Little girls in Japan – and increasingly in other Asian countries and even other continents - have a fascination with Hello Kitty and her support cast. They usually outgrow this by their teens but for some women it continues well into their late 20s. By then many have their own children and can presumably continue the craze masked as entertainment for their babies. Truth be told it is somewhat disconcerting to meet a women in her late 40s in a Hello Kitty shop all dressed up in Hello Kitty stuff and speaking like a little girl. Many of the stuff being sold in Hello Kitty shops clearly aim at an older audience than little girls.
In a Hello Kitty shop you can basically dress your whole world from the cradle to the grave in Hello Kitty merchandise. The range is awesome and would do many a department store pride. There are the obvious like all the paraphernalia usually associated with babies and little girls, then it moves into books, make-up and clothes. The options are limitless – sheets, towels, hair driers, electric desk fans, microwave and toaster ovens.
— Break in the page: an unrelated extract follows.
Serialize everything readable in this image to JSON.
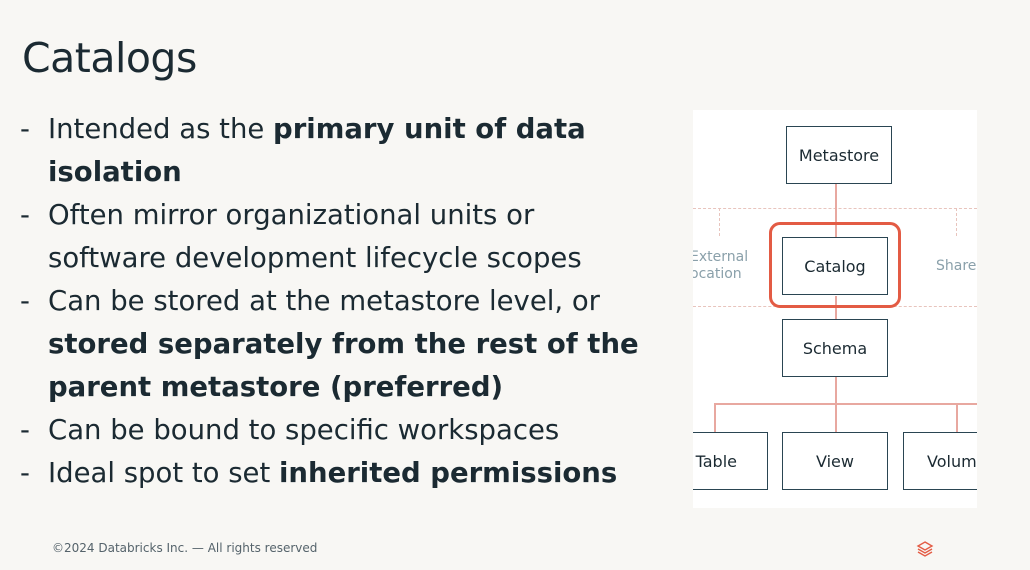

Hello Kitty is being sold practically everywhere in Tokyo. The two official Sanrio shops are in Ginza and Shinjuku but all department stores stock the stuff and many supermarkets and discount stores as well. Smaller shops selling nothing but Hello Kitty are also found in most neighborhoods. The 100-yen shop in Roppongi is usually reliable to have a small supply of bargain Hello Kitty stuff as well. Occasionally McDonalds run out of Olympic Games and World Cup events to sponsor and push Hello Kitty dolls instead to draw the crowds in – many a Hello Kitty doll dressed up in anything from jeans to Kimono were bought at less than $3 during these promotions to warm little hearts all over the globe.
If you expect a baby in Japan there is basically no need to buy Hello Kitty stuff prior to delivery to keep up with the Joneses (or Suzukis). Friends and colleagues will set you up with enough of the paraphernalia to see your child into Kindergarten at the very least.
From journal Tokyo - bargain shopping and dining
August 28, 2002
It is amusing to wander through the great food emporiums at the major department stores, like Matsuya, Mitsukoshi, Matsuzakaya, Wako. You can browse through the wide variety of products on sale, and perhaps sample a few delicacies. If you want to do a bit of adventurous noshing, walk through any of these food halls to try some snacks or perhaps a sip of tea or beer.
The distinctive cylindrical San-ai Dream Center building, which stands at a busy intersection in Ginza, is one of the first generation of exciting and different modern buildings from the 1960's to make an architectural impact on Tokyo.
From journal Bill in Japan - modern TOKYO